By Tony Llewellyn, author of Big Teams: The key ingredients for successfully delivering large projects, publishing 26 March 2020.
The world is in serious need of better project teams. Seismic shifts in our social, environmental and technological landscapes are creating an urgent need for change. In response organisations are continually setting up projects, often on a massive scale. Major projects have a distinct set of challenges that sit outside the experience and comprehension of those in charge of permanent organisations. They require a different approach to leadership where the primary skill is less about understanding the technical challenges of the task, and more about managing the complexity created by multiple stakeholders, and the integration of extended supply chain.

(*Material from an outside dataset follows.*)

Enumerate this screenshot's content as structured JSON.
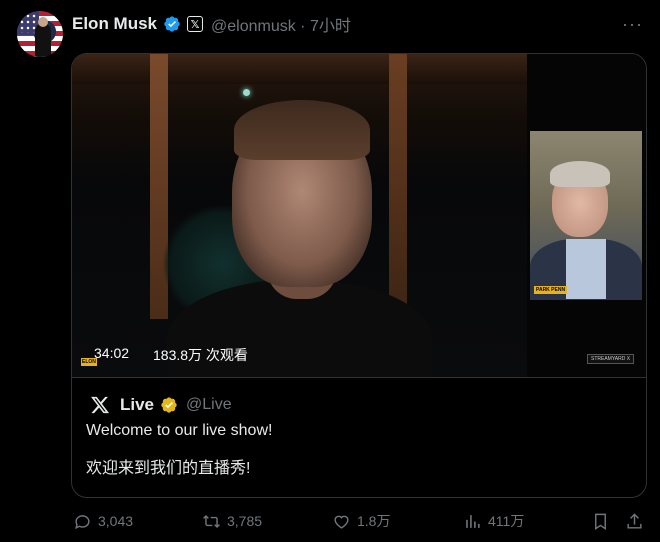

The project management profession is relatively young and is still working out its models of best practice. Too often however the focus of education is on the technical and commercial aspects of project delivery, and the belief that most problems can be resolved by the use of process. The reality of project life is that it is people who deliver the outputs, not machines. All too often major issues such as cost overruns and program delays arise from poor communication and a lack of collaboration between the many small teams that make up a project enterprise.
In my latest book, Big Teams, I attempt to refocus project leaders onto the human aspects of project delivery, showing how they are fundamentally connected with effective project performance. Having spent the last seven years studying the large project teams, my observations can be condensed into a model based around six primary components:

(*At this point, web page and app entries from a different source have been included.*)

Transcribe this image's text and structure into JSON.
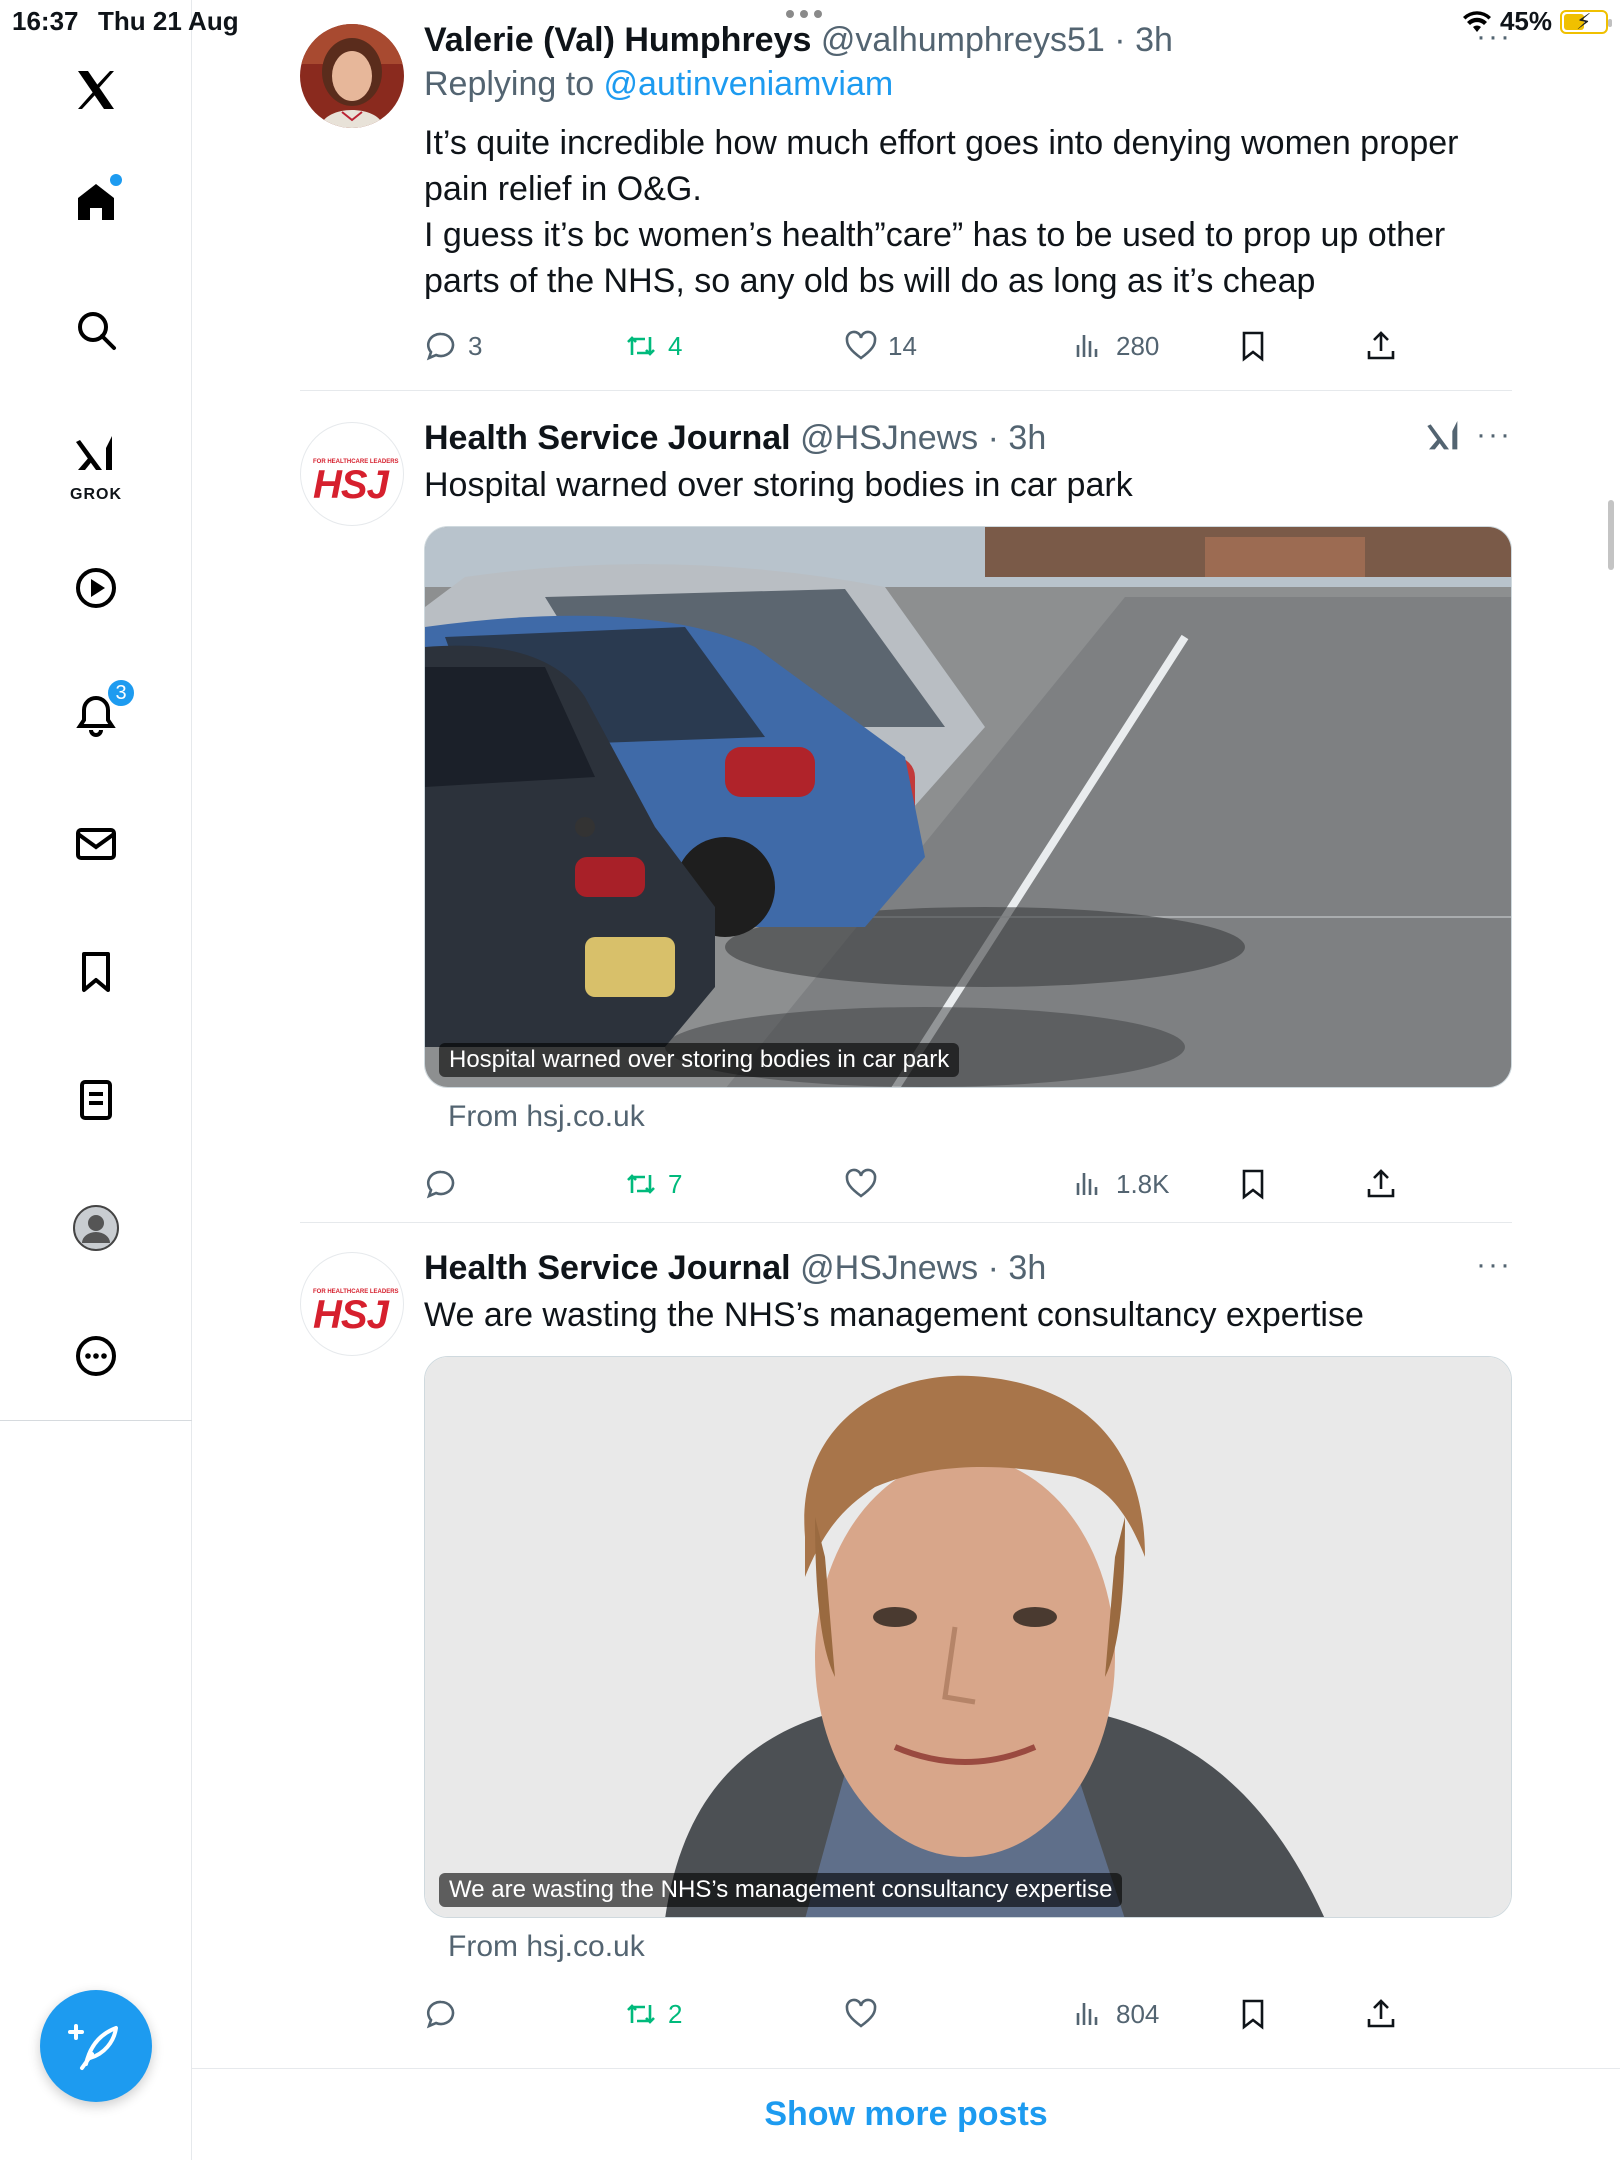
{
  "status_bar": {
    "time": "16:37",
    "date": "Thu 21 Aug",
    "battery": "45%"
  },
  "nav": {
    "items": [
      {
        "name": "x-logo-icon"
      },
      {
        "name": "home-icon"
      },
      {
        "name": "search-icon"
      },
      {
        "name": "grok-icon",
        "label": "GROK"
      },
      {
        "name": "video-icon"
      },
      {
        "name": "notifications-icon",
        "badge": "3"
      },
      {
        "name": "messages-icon"
      },
      {
        "name": "bookmarks-icon"
      },
      {
        "name": "lists-icon"
      },
      {
        "name": "profile-icon"
      },
      {
        "name": "more-icon"
      }
    ],
    "compose": "compose-icon"
  },
  "tweets": [
    {
      "name": "Valerie (Val) Humphreys",
      "handle": "@valhumphreys51",
      "time": "3h",
      "replying_prefix": "Replying to ",
      "replying_to": "@autinveniamviam",
      "lines": [
        "It’s quite incredible how much effort goes into denying women proper",
        "pain relief in O&G.",
        "I guess it’s bc women’s health”care” has to be used to prop up other",
        "parts of the NHS, so any old bs will do as long as it’s cheap"
      ],
      "replies": "3",
      "reposts": "4",
      "likes": "14",
      "views": "280"
    },
    {
      "name": "Health Service Journal",
      "handle": "@HSJnews",
      "time": "3h",
      "text": "Hospital warned over storing bodies in car park",
      "media_caption": "Hospital warned over storing bodies in car park",
      "from": "From hsj.co.uk",
      "replies": "",
      "reposts": "7",
      "likes": "",
      "views": "1.8K"
    },
    {
      "name": "Health Service Journal",
      "handle": "@HSJnews",
      "time": "3h",
      "text": "We are wasting the NHS’s management consultancy expertise",
      "media_caption": "We are wasting the NHS’s management consultancy expertise",
      "from": "From hsj.co.uk",
      "replies": "",
      "reposts": "2",
      "likes": "",
      "views": "804"
    }
  ],
  "hsj_logo": {
    "small": "FOR HEALTHCARE LEADERS",
    "big": "HSJ"
  },
  "show_more": "Show more posts",
  "colors": {
    "accent": "#1d9bf0",
    "repost": "#00ba7c",
    "hsj_red": "#d6202e"
  }
}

1. Establishing a ‘distributed’ leadership model where decision making is devolved to a wider ‘leadership community’.
2. Building a collaborative culture from the start.

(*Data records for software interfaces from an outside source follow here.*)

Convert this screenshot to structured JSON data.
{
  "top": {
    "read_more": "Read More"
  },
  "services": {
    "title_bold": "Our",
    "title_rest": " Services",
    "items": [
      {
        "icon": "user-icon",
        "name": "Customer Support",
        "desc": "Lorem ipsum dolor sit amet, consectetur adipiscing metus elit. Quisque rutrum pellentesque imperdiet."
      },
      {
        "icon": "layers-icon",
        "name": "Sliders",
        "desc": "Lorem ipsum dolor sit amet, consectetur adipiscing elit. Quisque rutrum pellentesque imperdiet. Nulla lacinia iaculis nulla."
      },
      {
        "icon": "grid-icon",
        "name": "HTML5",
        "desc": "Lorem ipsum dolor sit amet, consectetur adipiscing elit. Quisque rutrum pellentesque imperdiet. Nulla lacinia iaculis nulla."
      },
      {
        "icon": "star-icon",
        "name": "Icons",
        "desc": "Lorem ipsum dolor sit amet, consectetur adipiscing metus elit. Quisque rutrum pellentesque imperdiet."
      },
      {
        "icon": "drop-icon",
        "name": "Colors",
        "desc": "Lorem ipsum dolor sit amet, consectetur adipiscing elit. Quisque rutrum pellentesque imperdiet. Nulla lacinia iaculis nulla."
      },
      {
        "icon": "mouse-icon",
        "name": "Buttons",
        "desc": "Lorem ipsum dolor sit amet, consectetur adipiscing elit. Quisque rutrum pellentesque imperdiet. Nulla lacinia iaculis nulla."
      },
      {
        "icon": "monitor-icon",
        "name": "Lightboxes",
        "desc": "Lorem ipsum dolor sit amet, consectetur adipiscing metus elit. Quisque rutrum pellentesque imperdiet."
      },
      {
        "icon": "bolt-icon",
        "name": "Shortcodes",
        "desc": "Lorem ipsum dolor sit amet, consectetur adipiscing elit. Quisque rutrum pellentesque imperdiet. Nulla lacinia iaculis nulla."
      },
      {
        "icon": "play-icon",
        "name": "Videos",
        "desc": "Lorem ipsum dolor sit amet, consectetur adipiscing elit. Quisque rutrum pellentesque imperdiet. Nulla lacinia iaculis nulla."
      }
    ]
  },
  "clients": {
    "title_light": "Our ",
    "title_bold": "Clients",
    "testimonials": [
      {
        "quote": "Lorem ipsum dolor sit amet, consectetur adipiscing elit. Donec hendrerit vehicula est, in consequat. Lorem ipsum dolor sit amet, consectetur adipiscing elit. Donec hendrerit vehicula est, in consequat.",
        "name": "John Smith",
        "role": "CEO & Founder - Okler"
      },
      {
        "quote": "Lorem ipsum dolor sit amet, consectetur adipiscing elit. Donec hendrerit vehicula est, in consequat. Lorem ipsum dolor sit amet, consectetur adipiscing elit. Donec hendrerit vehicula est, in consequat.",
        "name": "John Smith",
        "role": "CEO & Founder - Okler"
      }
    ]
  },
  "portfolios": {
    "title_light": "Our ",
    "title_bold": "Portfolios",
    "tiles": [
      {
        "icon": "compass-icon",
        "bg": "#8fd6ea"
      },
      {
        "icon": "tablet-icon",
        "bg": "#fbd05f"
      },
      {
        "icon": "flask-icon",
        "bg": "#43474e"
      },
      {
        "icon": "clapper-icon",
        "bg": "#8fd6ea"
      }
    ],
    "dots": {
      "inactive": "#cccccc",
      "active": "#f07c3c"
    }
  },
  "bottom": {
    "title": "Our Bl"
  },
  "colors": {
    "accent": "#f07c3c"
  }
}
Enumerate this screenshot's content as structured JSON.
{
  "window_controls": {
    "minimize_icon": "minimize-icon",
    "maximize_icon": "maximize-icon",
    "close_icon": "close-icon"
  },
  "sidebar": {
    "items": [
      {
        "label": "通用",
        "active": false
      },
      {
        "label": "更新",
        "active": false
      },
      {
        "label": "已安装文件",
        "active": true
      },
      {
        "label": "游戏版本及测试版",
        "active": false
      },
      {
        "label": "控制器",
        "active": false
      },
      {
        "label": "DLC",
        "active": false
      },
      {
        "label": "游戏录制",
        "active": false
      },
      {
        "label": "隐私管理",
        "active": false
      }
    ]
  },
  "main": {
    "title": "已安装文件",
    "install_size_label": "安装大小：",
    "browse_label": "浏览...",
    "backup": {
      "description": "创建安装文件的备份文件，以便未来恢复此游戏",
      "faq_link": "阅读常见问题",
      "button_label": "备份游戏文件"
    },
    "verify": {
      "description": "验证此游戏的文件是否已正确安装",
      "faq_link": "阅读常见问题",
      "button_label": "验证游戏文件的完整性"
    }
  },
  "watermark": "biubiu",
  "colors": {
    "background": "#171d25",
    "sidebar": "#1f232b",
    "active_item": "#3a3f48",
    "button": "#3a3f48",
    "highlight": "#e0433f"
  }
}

3. Creating alignment of all the sub teams based on a common set up process.
4. Maintaining alignment through a process of continuous engagement.
5. Setting time aside to recycle learning back into the project.
6. Building resilience into the teams so they can thrive in periods of high pressure.
By adopting a team-of-teams approach, leadership can establish the right cultural environment which will bring the sub-groups into alignment around a common vision and strategy. This approach requires a degree of investment in additional skills such as team coaching , facilitation, communication and conflict management. Perhaps more difficult for many teams, is to allow time for planning how they are going to actually work together. Managing behaviour is not yet seen as a core project management skill, but as projects become more complex, such capability is often the difference between success and failure. The payoff for such investment can therefore be huge.
Tony Llewellyn is a specialist in the behavioural forces that can be used to build amazing teams. He is a qualified chartered surveyor, and also has a Masters degree in Coaching and Behavioural Change. Tony primarily works as an advisor to teams working on major projects where collaboration is recognised as being critical to success.
Prior to starting out as a team specialist, Tony worked on both the client and the consultancy side of many major projects, including a senior management role in a substantial UK construction consultancy, and also as a director of a global engineering business.
His previous books include Performance Coaching for Complex Projects and The Team Coaching Toolkit. Tony lectures frequently, both to students at two London Universities, as well as to individuals and groups undertaking professional development training.
The Kindle edition of Big Teams is just 99p/99c until publication on 26 March.